Growing hydroponic plants has a completely different set of requirements than growing in soil. One key factor is pH, and we’re going to talk about the best hydroponic tomatoes here. So, keep reading on.
The best pH for hydroponic tomatoes is a topic many growers want to know about. Fortunately, we will be taking an in-depth look at what levels are ideal and why they matter so much when growing this type of plant.
Best pH for Hydroponic Tomatoes
The ideal pH for your yielding hydroponic tomatoes for water is between 5.0 and 6.8. The optimum range will allow you to take up adequate nutrients without any issues with nutrient lockout, which can happen when the numbers are too high or low in a solution.
While the ideal pH level in nutrient solution for your hydroponic tomatoes needs to have a range between 5.5 and 6.0.
Keep in mind your nutrient solutions pH levels should always be tested with quality testing kits to make sure they stay in the optimal range for the hydroponic tomatoes.
Why is pH Essential for Hydroponic Tomatoes?
One of the most important factors in hydroponic gardening is maintaining an appropriate pH for nutrient absorption. The rate at which the plant roots absorb the nutrients varies depending on different pH levels.
Additionally, maintaining a healthy environment can also reduce stress among both plant roots as well as leaves. It will also support the plant roots in absorbing the essential nutrients as well as maintaining the ideal pH range.
Keep in mind that not providing the right pH for the hydroponic tomatoes can lead to nutrient lockout and corresponding starvation of nutrients, even if you are giving them enough.
pH Levels in Your Hydroponic Tomatoes Measurement
Keeping track of the pH level in your nutrient solution is crucial. It should always be tested after adding any nutrients or adjusters and if you change out additional bottles, make sure they match what’s there already.
Some quality pH level measuring tools include the digital pH meter, pH test strips, and pH testing solution.
pH Levels in Your Hydroponic Tomatoes Adjustments
Keeping track of the pH and making appropriate adjustments will guarantee nutrient availability to your hydroponic tomato plants. If it ever looks like the pH is out of range, that is an indication for appropriate adjustments in order to maintain their health.

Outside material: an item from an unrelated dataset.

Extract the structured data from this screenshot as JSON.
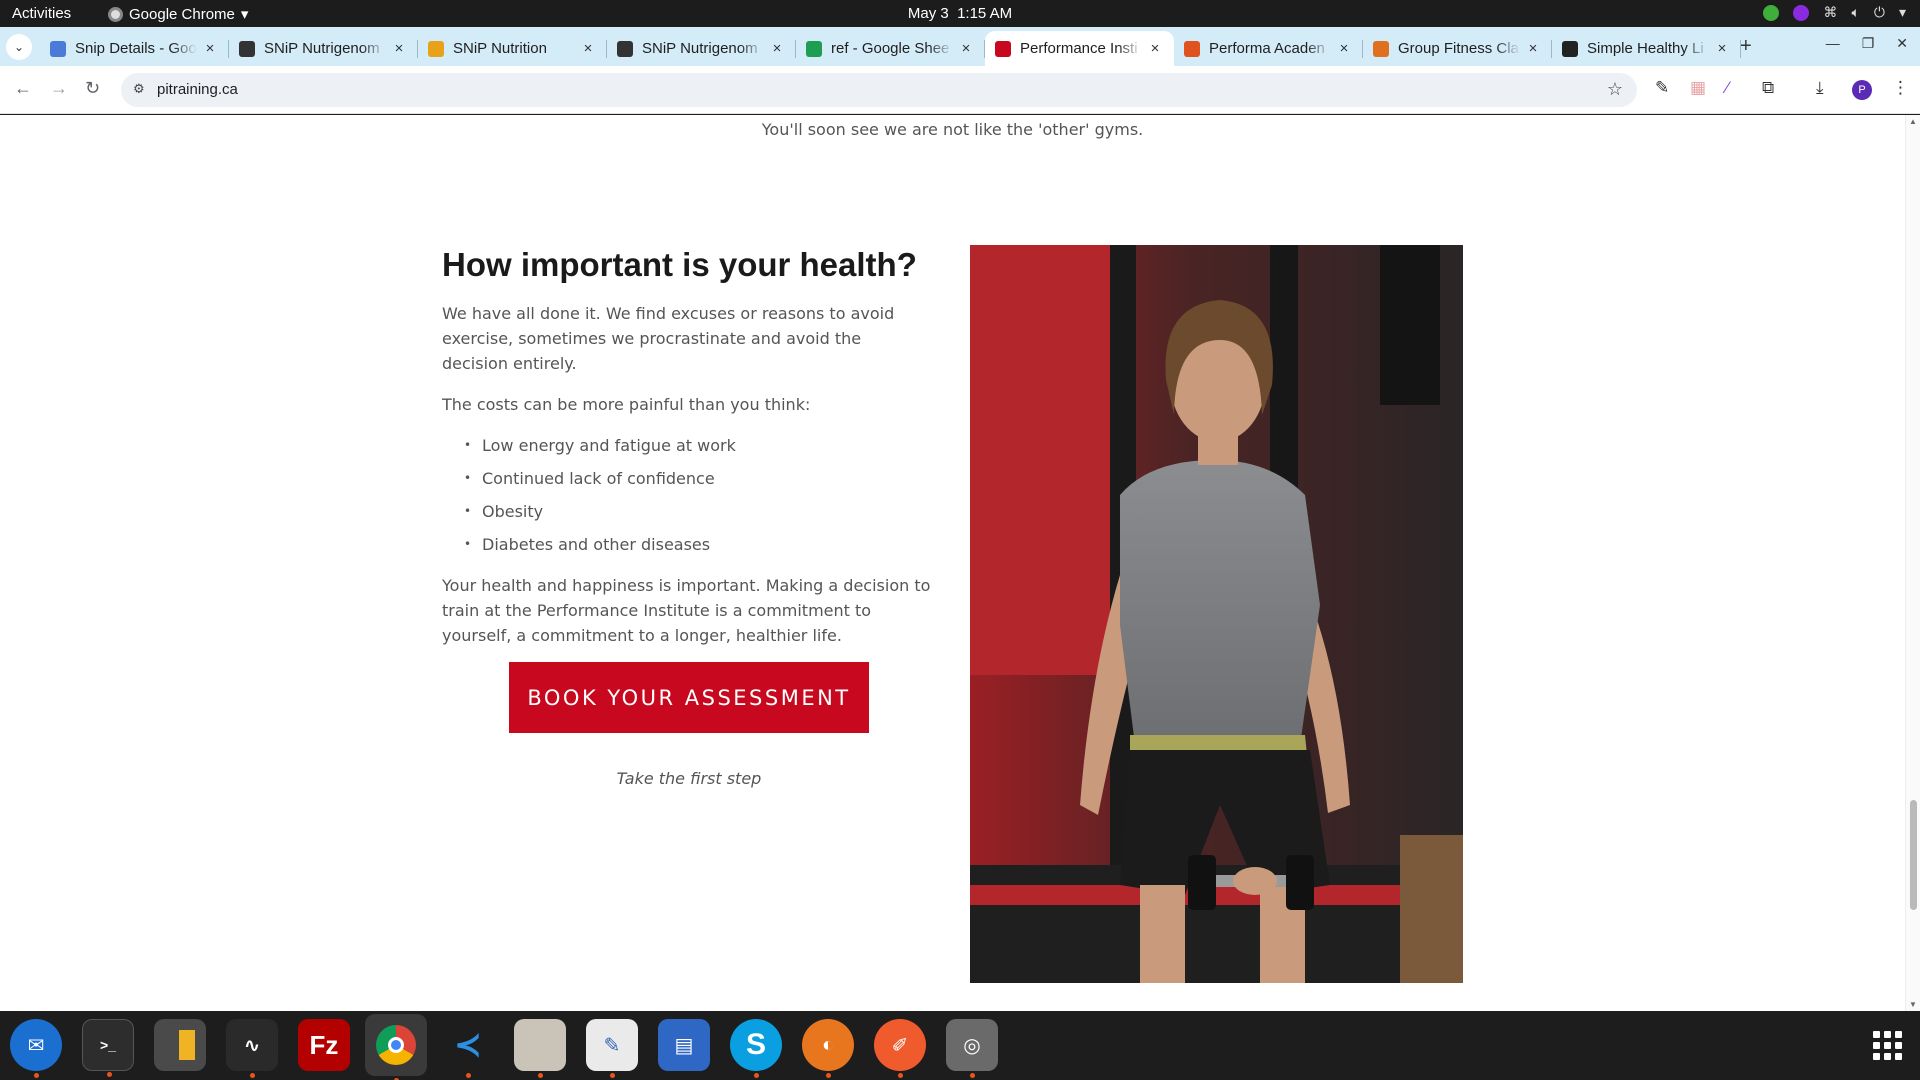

pH levels are important for the growth and well-being of your plants, but it’s a good idea to allow some fallout. Most plants will not grow too fast when their pH changes drastically. This is because it can lead to stress in these circumstances without enough time for adjustment.
Therefore, we recommend allowing some time for your plants to adjust before changing the pH.
Nutrients Availability for pH Requirements in Your Hydroponic Tomatoes
It’s important to be aware that changes in the range of pH values can affect the availability of certain nutrients. Some nutrients, including potassium, nitrogen, sulfur, phosphorus, etc., are available throughout a range of pH levels.
A lack of any one or more nutrients in your hydroponic tomato plants can affect their crop yield.
Too low a pH level will lead to excessive uptake by the plant, which sometimes causes certain disorders. Furthermore, high pH levels also impair nutrient availability and impede growth due to an excess of minerals.
Causes of pH Change in Your Hydroponic Tomato Plant
There are various factors that can lead to pH change in your hydroponic tomato plants. They are:
The type of grow media you make use of for your hydroponic tomatoes can be the deciding factor in whether or not they grow successfully. Some gardeners have found that certain types react with their solution, causing pH balances to become imbalanced and leading them away from success altogether.
Growing media like river rock, gravel, unprepared Rockwool, etc., can impede your system’s pH level.
Gallon Per Plant
One other factor that can lead to pH change in your solution is if you don’t have at least one gallon per plant. The concentration in your solution will vary depending on how much there was to start with. This could lead to changes and fluctuations within this range.
A slight change in the pH of your hydroponics tomatoes can be caused by organic factors like bacteria and algae. The solution to this problem is to maintain a slightly acidic environment. You do this with care by keeping plants’ roots clean and removing dead root materials from them every so often.